Let us return to that example of the New England Home that consumes 1,000 kWh of electricity in a month. Let us also consider that it uses 100 gallons of heating oil in that same month and 500 lbs of dry white oak firewood, which is just under a quarter of a cord.
First the heating oil conversion to thermal energy:
Now the firewood conversion to thermal energy:
Now we can add all the energy sources together to calculate the total site and source energy for this home in that month.
Site Energy (kBTU)
Source Energy (kBTU)
|1,000 kWh Electricity||
|50 gallons Heating Oil||
|1/4 ton firewood||
You can see that the source energy is significantly higher than the site energy. In the example we used of the New England home it was 18% higher. In many homes, electricity is used for heating as well, so the difference would be even greater than this home which heats with oil and firewood.
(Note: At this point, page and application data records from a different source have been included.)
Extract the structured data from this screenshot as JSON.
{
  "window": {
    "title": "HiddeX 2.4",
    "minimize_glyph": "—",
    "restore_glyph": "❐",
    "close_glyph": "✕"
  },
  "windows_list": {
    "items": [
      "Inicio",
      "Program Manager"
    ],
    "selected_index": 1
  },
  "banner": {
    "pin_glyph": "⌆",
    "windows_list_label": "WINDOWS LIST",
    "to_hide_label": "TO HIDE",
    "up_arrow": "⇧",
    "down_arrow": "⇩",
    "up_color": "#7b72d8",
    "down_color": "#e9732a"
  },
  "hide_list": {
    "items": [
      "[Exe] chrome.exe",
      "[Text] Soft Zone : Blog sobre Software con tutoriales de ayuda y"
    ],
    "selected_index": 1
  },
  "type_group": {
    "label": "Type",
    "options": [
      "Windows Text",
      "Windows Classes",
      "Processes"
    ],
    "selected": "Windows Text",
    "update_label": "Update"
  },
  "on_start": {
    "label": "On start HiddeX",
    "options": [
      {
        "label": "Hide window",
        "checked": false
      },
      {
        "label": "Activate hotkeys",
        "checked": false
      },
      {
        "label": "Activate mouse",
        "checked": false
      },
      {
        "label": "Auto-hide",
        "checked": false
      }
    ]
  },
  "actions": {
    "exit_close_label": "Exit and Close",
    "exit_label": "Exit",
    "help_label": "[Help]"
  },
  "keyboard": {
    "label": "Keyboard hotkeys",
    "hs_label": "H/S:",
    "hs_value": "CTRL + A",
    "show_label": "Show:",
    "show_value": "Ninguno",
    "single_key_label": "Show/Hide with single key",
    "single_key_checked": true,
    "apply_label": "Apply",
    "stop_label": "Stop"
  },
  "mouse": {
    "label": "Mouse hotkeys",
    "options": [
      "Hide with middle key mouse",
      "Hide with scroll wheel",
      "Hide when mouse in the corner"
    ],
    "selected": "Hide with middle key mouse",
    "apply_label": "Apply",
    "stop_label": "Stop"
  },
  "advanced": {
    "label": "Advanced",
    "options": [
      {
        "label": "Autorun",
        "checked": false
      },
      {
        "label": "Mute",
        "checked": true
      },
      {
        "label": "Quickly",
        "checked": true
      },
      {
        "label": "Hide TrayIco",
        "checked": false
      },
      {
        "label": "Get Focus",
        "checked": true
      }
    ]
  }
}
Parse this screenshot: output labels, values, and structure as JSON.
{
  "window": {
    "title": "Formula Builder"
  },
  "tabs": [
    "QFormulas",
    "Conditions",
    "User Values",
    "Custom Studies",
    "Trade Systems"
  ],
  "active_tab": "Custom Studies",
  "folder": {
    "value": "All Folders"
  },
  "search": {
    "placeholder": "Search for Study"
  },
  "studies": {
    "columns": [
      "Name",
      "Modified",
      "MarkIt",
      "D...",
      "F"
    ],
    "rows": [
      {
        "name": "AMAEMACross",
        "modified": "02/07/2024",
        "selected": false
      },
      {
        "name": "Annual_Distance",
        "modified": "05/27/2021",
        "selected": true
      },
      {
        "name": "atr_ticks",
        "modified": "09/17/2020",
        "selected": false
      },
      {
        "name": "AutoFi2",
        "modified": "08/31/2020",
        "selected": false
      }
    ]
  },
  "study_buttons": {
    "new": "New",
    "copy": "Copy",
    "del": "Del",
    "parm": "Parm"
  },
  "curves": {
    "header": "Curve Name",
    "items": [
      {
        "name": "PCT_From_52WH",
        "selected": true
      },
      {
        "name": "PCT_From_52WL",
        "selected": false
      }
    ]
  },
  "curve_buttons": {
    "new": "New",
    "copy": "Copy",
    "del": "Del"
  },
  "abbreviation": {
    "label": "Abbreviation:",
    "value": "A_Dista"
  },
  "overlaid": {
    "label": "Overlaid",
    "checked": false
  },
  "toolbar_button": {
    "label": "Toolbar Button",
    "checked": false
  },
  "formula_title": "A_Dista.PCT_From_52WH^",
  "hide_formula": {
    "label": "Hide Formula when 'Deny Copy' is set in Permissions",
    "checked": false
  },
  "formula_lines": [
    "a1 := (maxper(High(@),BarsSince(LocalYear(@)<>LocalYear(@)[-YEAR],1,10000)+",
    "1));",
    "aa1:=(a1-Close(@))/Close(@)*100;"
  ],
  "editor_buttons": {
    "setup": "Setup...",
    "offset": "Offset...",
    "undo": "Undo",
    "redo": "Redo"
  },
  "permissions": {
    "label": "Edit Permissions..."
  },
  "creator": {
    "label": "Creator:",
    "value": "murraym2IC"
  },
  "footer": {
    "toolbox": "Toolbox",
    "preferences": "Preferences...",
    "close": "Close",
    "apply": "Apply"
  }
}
Now you know how to calculate both the Site Energy and the Source Energy for a given location or building, which will be very useful as we calculate your Home MPG in our next post. Another place the distinction between source and site energy is important is when talking about Zero-Net Energy buildings (or Net-Zero) as well as the discussion of electric cars. As more of our nation’s electricity moves to cleaner renewable sources like solar and wind, the site energy versus source energy distinction will become less important.
If you liked what you just read, please signup below to receive our blog posts and tips via email.